A T-Account is a visual presentation of the journal entries recorded in a general ledger account. This T format graphically depicts the debits on the left side of the T and the credits on the right side. This system allows accountants and bookkeepers to easily track account balances and spot errors in journal entries.
Is ledger and T accounts the same?
A T-account is an informal term for a set of financial records that uses double-entry bookkeeping. The term describes the appearance of the bookkeeping entries. A T-account is also called a ledger account.
What is the T account for accounts payable?

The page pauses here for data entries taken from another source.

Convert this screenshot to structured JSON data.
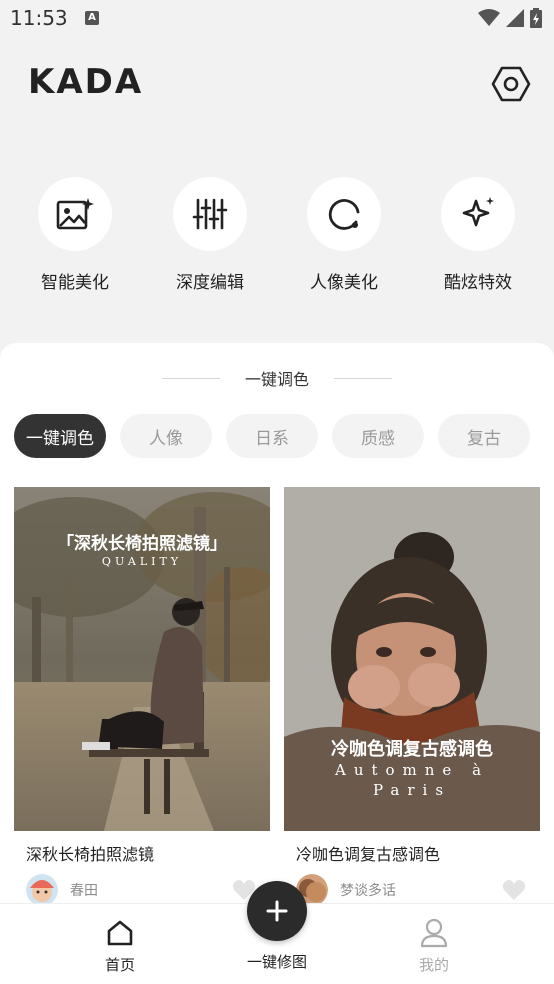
{
  "status_bar": {
    "time": "11:53",
    "notification_badge": "A"
  },
  "header": {
    "logo": "KADA",
    "settings_icon": "hexagon-gear-icon"
  },
  "tools": [
    {
      "label": "智能美化",
      "icon": "image-sparkle-icon"
    },
    {
      "label": "深度编辑",
      "icon": "sliders-icon"
    },
    {
      "label": "人像美化",
      "icon": "portrait-circle-icon"
    },
    {
      "label": "酷炫特效",
      "icon": "sparkle-icon"
    }
  ],
  "section": {
    "title": "一键调色"
  },
  "chips": [
    {
      "label": "一键调色",
      "active": true
    },
    {
      "label": "人像",
      "active": false
    },
    {
      "label": "日系",
      "active": false
    },
    {
      "label": "质感",
      "active": false
    },
    {
      "label": "复古",
      "active": false
    }
  ],
  "cards": [
    {
      "title": "深秋长椅拍照滤镜",
      "overlay_title": "「深秋长椅拍照滤镜」",
      "overlay_sub": "QUALITY",
      "author": "春田"
    },
    {
      "title": "冷咖色调复古感调色",
      "overlay_title": "冷咖色调复古感调色",
      "overlay_sub_line1": "Automne à",
      "overlay_sub_line2": "Paris",
      "author": "梦谈多话"
    }
  ],
  "bottom_nav": {
    "home": "首页",
    "fab": "一键修图",
    "mine": "我的"
  },
  "colors": {
    "accent": "#333333",
    "background": "#f2f2f2",
    "chip_inactive": "#f3f3f3"
  }
}
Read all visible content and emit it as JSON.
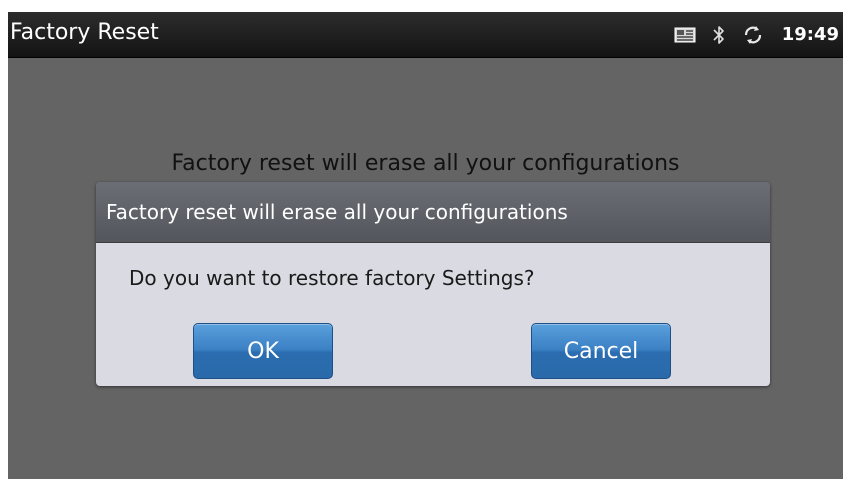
{
  "app_bar": {
    "title": "Factory Reset",
    "status": {
      "icons": [
        "newsletter-icon",
        "bluetooth-icon",
        "sync-icon"
      ],
      "time": "19:49"
    }
  },
  "background": {
    "message": "Factory reset will erase all your configurations"
  },
  "dialog": {
    "title": "Factory reset will erase all your configurations",
    "message": "Do you want to restore factory Settings?",
    "ok_label": "OK",
    "cancel_label": "Cancel"
  },
  "colors": {
    "screen_bg": "#646464",
    "dialog_body": "#d9dae2",
    "button_blue": "#3a80c4"
  }
}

What is an Accounts Payable T-Account? First and foremost, a T-account is named for the way information is distributed in the columns. It refers to the visual presentation of double-entry bookkeeping. The left side of the ‘T’ is where a debit entry is recorded in the general ledger.
How do I balance my T account?
Like your journal entries, all entries to a T-account should always balance. In other words, the debits entered on the left side of a T-account need to balance with the credits entered on the right side of a T-account.
Why do banks use a T account?
A T-account is a balance sheet that represents the expansion of deposits by tracking assets owned by the bank and liabilities owed by the bank. Since balance sheets must balance, so too, must T- accounts. T-account entries on the asset side must be balanced by an offsetting asset or liability.
How do T charts work in accounting?
A T Account is the visual structure used in double entry bookkeeping to keep debits and credits separated. For example, on a T-chart, debits are listed to the left of the vertical line while credits are listed on the right side of the vertical line making the company’s general ledger easier to read.